Another issue is when voltage to the actuator 17 rises slowly, the actuator may enter the hold mode before it is able to drive open the damper 18 and thus the damper remains closed. This can be a significant cause of customer complaints in the field relating to normal behavior of the actuator 17. The invention is a system for solving these issues so that the actuator and damper arrangement of this configuration can compete better in the field and keep customers satisfied. Upon a return of power, the present system 10 permits the actuator 17 to open the damper 18 before the actuator enters the hold mode. Also, the period of time between the moment of detecting a loss of power in the system 10 and a moment of detecting a return of power in the system may range from about a millisecond to greater than five minutes, while still permitting system to operate appropriately as indicated herein.
The present system may begin to solve the latch 40 reset problem by detecting a loss in AC, if the primary source of power, or DC if not, which occurs upon a power loss to the system. Upon the loss of power, an AC-detect or voltage change circuit 13 may reset the RS latch 40 before the energy is dissipated from the system circuit, which puts the actuator 17 back into the run mode. Energy during a dissipation period after the power loss for circuit operation may be provided by a large capacitor (e.g., capacitor 109 of
The slow voltage rise, voltage change or AC detect circuit 13 and reset circuit 53 may consist of an op-amp used as a comparator 31, an inverter 32, six resistors 33, 34, 35, 36, 37 and 38, and a ten microfarad capacitor 39 feeding via the inverter 32 into the R input 14 of an RS-latch 40 (
Dimension 153 of
For further detail of actuation sensor module 16 in
A ten microfarad capacitor 125 may be connected across the resistor 65. The output of comparator 63 may be connected through a 100K ohm resistor 126 to Vcc 46. Also, the output of comparator 63 may be connected through a 0.001 microfarad capacitor 127 to ground 47.
An output of NOR gate 67 may be connected via a 100K ohm resistor 78 to a base of an NPN transistor 79. The emitter of transistor 79 may be connected to ground 47 and the collector may be connected via a line 81 to oscillator module 49 (

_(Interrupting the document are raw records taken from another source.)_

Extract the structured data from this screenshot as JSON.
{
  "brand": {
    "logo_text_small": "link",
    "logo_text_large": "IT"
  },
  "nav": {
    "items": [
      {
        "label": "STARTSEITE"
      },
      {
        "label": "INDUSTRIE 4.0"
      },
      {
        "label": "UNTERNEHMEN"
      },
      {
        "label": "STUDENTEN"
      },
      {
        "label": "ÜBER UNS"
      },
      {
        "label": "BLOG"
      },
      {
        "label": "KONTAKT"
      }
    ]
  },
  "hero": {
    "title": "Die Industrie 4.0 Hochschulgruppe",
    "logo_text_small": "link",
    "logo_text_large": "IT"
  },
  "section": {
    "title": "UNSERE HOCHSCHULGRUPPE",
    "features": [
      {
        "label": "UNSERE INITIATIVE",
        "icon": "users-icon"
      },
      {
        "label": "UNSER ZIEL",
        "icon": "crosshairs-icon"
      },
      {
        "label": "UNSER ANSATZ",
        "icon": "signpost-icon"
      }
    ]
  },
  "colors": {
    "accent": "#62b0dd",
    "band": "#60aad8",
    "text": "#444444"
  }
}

The output 48 from the latch 40 (
In the present specification, some of the matter may be of a hypothetical or prophetic nature although stated in another manner or tense.
Although the invention has been described with respect to at least one illustrative example, many variations and modifications will become apparent to those skilled in the art upon reading the present specification. It is therefore the intention that the appended claims be interpreted as broadly as possible in view of the prior art to include all such variations and modifications.